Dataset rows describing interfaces
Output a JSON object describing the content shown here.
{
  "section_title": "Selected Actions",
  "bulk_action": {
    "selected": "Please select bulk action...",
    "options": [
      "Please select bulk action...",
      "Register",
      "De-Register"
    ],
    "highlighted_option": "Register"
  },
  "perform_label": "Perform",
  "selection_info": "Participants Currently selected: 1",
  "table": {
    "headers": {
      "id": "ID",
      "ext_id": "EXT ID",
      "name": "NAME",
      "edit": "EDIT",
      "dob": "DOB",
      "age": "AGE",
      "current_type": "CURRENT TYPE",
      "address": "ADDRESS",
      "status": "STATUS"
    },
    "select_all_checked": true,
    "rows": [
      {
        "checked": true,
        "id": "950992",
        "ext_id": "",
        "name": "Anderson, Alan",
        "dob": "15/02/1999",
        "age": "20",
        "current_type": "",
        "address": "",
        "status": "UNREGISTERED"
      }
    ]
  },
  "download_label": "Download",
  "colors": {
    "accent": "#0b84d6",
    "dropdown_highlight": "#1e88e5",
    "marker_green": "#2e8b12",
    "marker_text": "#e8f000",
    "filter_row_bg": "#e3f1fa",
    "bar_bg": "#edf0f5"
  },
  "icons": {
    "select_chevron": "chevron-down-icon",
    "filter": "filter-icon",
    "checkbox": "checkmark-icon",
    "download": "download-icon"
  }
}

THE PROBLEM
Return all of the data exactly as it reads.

SOLUTION TO THIS PROBLEM
Output a JSON object describing the content shown here.
{
  "section_title": "Selected Actions",
  "bulk_action": {
    "selected": "Please select bulk action...",
    "options": [
      "Please select bulk action...",
      "Register",
      "De-Register"
    ],
    "highlighted_option": "Register"
  },
  "perform_label": "Perform",
  "selection_info": "Participants Currently selected: 1",
  "table": {
    "headers": {
      "id": "ID",
      "ext_id": "EXT ID",
      "name": "NAME",
      "edit": "EDIT",
      "dob": "DOB",
      "age": "AGE",
      "current_type": "CURRENT TYPE",
      "address": "ADDRESS",
      "status": "STATUS"
    },
    "select_all_checked": true,
    "rows": [
      {
        "checked": true,
        "id": "950992",
        "ext_id": "",
        "name": "Anderson, Alan",
        "dob": "15/02/1999",
        "age": "20",
        "current_type": "",
        "address": "",
        "status": "UNREGISTERED"
      }
    ]
  },
  "download_label": "Download",
  "colors": {
    "accent": "#0b84d6",
    "dropdown_highlight": "#1e88e5",
    "marker_green": "#2e8b12",
    "marker_text": "#e8f000",
    "filter_row_bg": "#e3f1fa",
    "bar_bg": "#edf0f5"
  },
  "icons": {
    "select_chevron": "chevron-down-icon",
    "filter": "filter-icon",
    "checkbox": "checkmark-icon",
    "download": "download-icon"
  }
}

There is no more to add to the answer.